━━━ Input ━━━

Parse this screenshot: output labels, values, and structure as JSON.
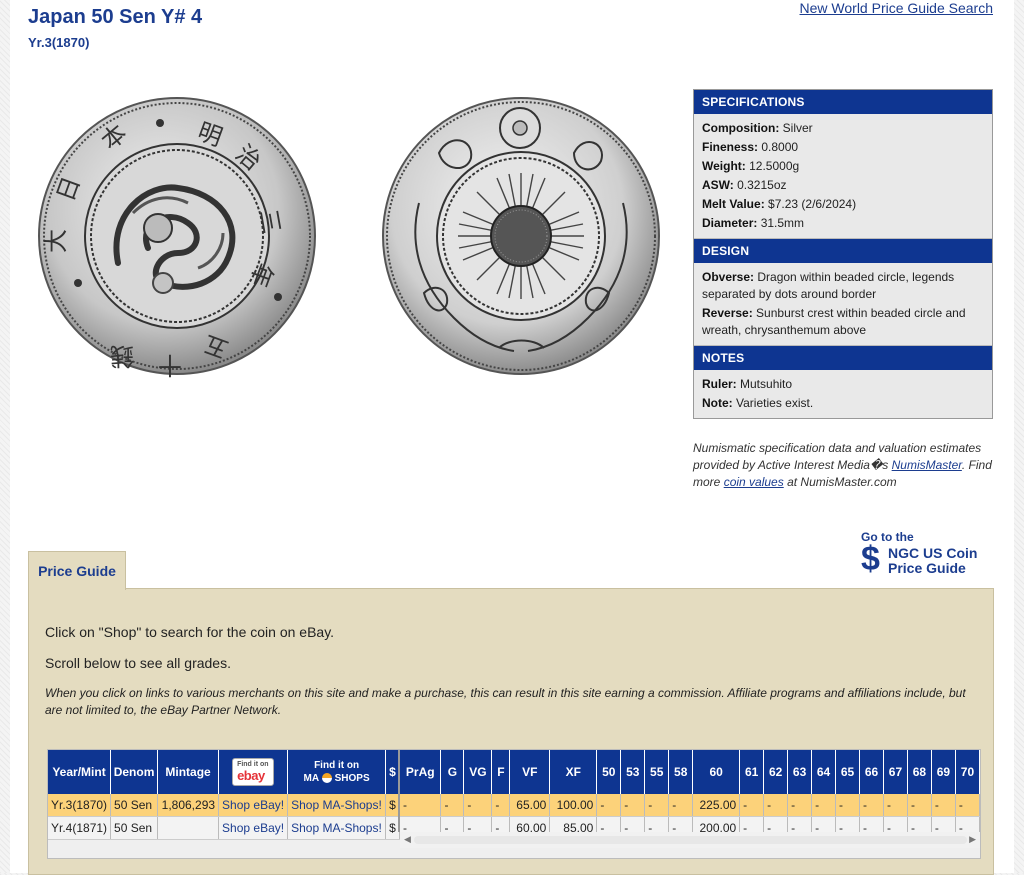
{
  "header": {
    "title": "Japan 50 Sen Y# 4",
    "subtitle": "Yr.3(1870)",
    "search_link": "New World Price Guide Search"
  },
  "specs": {
    "spec_heading": "SPECIFICATIONS",
    "composition_label": "Composition:",
    "composition": "Silver",
    "fineness_label": "Fineness:",
    "fineness": "0.8000",
    "weight_label": "Weight:",
    "weight": "12.5000g",
    "asw_label": "ASW:",
    "asw": "0.3215oz",
    "melt_label": "Melt Value:",
    "melt": "$7.23 (2/6/2024)",
    "diameter_label": "Diameter:",
    "diameter": "31.5mm",
    "design_heading": "DESIGN",
    "obverse_label": "Obverse:",
    "obverse": "Dragon within beaded circle, legends separated by dots around border",
    "reverse_label": "Reverse:",
    "reverse": "Sunburst crest within beaded circle and wreath, chrysanthemum above",
    "notes_heading": "NOTES",
    "ruler_label": "Ruler:",
    "ruler": "Mutsuhito",
    "note_label": "Note:",
    "note": "Varieties exist."
  },
  "attribution": {
    "line1": "Numismatic specification data and valuation estimates provided by Active Interest Media�s ",
    "numismaster_link": "NumisMaster",
    "line2": ". Find more ",
    "coin_values_link": "coin values",
    "line3": " at NumisMaster.com"
  },
  "ngc": {
    "go_to": "Go to the",
    "dollar": "$",
    "line1": "NGC US Coin",
    "line2": "Price Guide"
  },
  "price_guide": {
    "tab_label": "Price Guide",
    "info1": "Click on \"Shop\" to search for the coin on eBay.",
    "info2": "Scroll below to see all grades.",
    "disclaimer": "When you click on links to various merchants on this site and make a purchase, this can result in this site earning a commission. Affiliate programs and affiliations include, but are not limited to, the eBay Partner Network."
  },
  "table": {
    "headers": {
      "year": "Year/Mint",
      "denom": "Denom",
      "mintage": "Mintage",
      "ebay_find": "Find it on",
      "ebay_logo": "ebay",
      "ma_find": "Find it on",
      "ma_logo": "MA",
      "ma_shops": "SHOPS",
      "dollar": "$"
    },
    "grades": [
      "PrAg",
      "G",
      "VG",
      "F",
      "VF",
      "XF",
      "50",
      "53",
      "55",
      "58",
      "60",
      "61",
      "62",
      "63",
      "64",
      "65",
      "66",
      "67",
      "68",
      "69",
      "70"
    ],
    "rows": [
      {
        "year": "Yr.3(1870)",
        "denom": "50 Sen",
        "mintage": "1,806,293",
        "shop_ebay": "Shop eBay!",
        "shop_ma": "Shop MA-Shops!",
        "dollar": "$",
        "values": [
          "-",
          "-",
          "-",
          "-",
          "65.00",
          "100.00",
          "-",
          "-",
          "-",
          "-",
          "225.00",
          "-",
          "-",
          "-",
          "-",
          "-",
          "-",
          "-",
          "-",
          "-",
          "-"
        ]
      },
      {
        "year": "Yr.4(1871)",
        "denom": "50 Sen",
        "mintage": "",
        "shop_ebay": "Shop eBay!",
        "shop_ma": "Shop MA-Shops!",
        "dollar": "$",
        "values": [
          "-",
          "-",
          "-",
          "-",
          "60.00",
          "85.00",
          "-",
          "-",
          "-",
          "-",
          "200.00",
          "-",
          "-",
          "-",
          "-",
          "-",
          "-",
          "-",
          "-",
          "-",
          "-"
        ]
      }
    ]
  },
  "colors": {
    "brand_blue": "#1c3d8f",
    "header_blue": "#0e3591",
    "panel_tan": "#e4dcc0",
    "highlight_row": "#fcd27a"
  }
}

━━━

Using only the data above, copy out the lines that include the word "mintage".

[Task response]:
      "mintage": "Mintage",
        "mintage": "1,806,293",
        "mintage": "",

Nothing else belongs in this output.